The ruling comes after the European Fee, the manager arm of the EU, stated in 2017 that Google had favored its personal comparability buying companies and fined the corporate 2.42 billion euros ($2.8 billion) for breaching antitrust guidelines. Alphabet-unit Google contested the claims utilizing the EU’s second-highest courtroom.

“The Basic Courtroom finds that, by favoring its personal comparability buying service on its basic outcomes pages by way of extra favorable show and positioning, whereas relegating the outcomes from competing comparability companies in these pages via rating algorithms, Google departed from competitors on the deserves,” the courtroom stated in a press launch Wednesday.

As well as, the courtroom additionally confirmed the advantageous at 2.42 billion euros. “The Basic Courtroom concludes its evaluation by discovering that the quantity of the pecuniary penalty imposed on Google should be confirmed,” the courtroom added.

Wednesday’s verdict might be appealed and brought to the EU’s highest courtroom. The European Fee and Google weren’t instantly accessible for remark when contacted by CNBC on Wednesday.

The authorized precedent

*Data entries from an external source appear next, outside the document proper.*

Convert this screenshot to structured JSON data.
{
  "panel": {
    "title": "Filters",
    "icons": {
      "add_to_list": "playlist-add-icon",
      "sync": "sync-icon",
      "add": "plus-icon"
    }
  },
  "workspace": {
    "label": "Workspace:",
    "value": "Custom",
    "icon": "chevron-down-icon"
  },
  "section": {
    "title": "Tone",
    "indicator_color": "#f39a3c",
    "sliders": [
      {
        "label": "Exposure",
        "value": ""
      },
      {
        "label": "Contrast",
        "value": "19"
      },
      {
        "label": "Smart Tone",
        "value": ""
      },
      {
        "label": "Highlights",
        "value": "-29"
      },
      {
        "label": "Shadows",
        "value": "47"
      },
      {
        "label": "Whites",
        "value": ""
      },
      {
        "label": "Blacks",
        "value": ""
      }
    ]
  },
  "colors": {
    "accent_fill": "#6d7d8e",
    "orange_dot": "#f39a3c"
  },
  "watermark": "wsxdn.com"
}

This isn’t the primary time that the EU’s Basic Courtroom has dominated on an antirust case introduced by the European Fee and directed at a tech big.

The chamber dominated in July 2020 that the fee had did not show that the Irish authorities had given a tax benefit to Apple — this was after the Brussels-based establishment ordered the Republic of Eire to recoup 13 billion euros from the iPhone maker in 2016.

The courtroom ruling marked a big blow to Margrethe Vestager, the EU’s competitors chief, and her crew. It primarily stated they did not do a great job in proving their case.

Vestager decided to appeal the decision, pushing it to the EU’s highest courtroom, the European Courtroom of Justice, the place the case is but to be dominated upon.

On the time, the ruling from the Basic Courtroom additionally shone a lightweight on one of many fundamental challenges for European competitors coverage: In antitrust circumstances, it is the fee that has to reveal the brunt of the proof and never the defendant.

Influence for Massive Tech?